*WHAT YOU SHOULD DO*
Report back each line of the records that contains the string "username".

Entries from a dataset of interfaces
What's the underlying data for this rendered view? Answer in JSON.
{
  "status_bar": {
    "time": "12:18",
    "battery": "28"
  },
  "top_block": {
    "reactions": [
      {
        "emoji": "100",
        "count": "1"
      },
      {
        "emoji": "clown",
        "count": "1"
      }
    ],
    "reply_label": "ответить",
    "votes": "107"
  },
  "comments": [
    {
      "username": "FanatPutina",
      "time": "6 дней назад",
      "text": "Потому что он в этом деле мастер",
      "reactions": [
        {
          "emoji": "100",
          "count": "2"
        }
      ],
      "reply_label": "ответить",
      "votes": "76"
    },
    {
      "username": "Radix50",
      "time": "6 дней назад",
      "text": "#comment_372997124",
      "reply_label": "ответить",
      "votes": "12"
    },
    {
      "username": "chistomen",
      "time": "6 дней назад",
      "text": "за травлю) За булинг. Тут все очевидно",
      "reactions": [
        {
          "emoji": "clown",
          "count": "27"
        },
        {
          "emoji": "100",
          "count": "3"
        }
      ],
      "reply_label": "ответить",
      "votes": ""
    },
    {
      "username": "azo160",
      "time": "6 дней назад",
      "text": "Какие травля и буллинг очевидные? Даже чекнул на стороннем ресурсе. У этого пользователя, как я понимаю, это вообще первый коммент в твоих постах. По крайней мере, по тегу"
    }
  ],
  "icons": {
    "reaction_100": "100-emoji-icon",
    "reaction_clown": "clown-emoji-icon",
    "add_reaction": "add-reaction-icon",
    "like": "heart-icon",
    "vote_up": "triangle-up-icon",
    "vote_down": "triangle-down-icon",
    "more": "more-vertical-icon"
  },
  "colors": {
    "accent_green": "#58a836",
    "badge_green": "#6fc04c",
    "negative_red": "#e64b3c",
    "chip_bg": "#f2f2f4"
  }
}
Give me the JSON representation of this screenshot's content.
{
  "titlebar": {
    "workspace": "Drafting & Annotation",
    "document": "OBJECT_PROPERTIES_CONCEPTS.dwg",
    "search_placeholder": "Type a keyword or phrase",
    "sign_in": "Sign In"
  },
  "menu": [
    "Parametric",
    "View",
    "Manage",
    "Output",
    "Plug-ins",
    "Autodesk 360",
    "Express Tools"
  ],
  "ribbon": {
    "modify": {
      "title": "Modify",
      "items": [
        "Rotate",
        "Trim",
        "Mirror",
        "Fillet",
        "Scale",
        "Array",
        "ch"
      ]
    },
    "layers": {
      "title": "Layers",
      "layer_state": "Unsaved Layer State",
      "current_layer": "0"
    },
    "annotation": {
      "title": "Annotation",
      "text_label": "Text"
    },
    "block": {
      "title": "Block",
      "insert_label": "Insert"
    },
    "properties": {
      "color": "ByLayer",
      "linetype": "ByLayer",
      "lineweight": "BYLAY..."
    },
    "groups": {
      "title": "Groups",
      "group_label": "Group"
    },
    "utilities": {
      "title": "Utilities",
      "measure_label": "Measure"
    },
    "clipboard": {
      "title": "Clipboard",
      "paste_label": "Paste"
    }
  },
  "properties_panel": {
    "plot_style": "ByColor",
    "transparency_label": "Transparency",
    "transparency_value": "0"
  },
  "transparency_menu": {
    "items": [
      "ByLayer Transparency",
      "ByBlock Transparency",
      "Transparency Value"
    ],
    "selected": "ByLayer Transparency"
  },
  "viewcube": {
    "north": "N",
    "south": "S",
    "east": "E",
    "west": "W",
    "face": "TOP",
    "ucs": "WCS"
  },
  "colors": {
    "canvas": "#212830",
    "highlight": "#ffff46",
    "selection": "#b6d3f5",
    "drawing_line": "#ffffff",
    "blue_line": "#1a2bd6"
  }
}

*TASK RESPONSE*
      "username": "FanatPutina",
      "username": "Radix50",
      "username": "chistomen",
      "username": "azo160",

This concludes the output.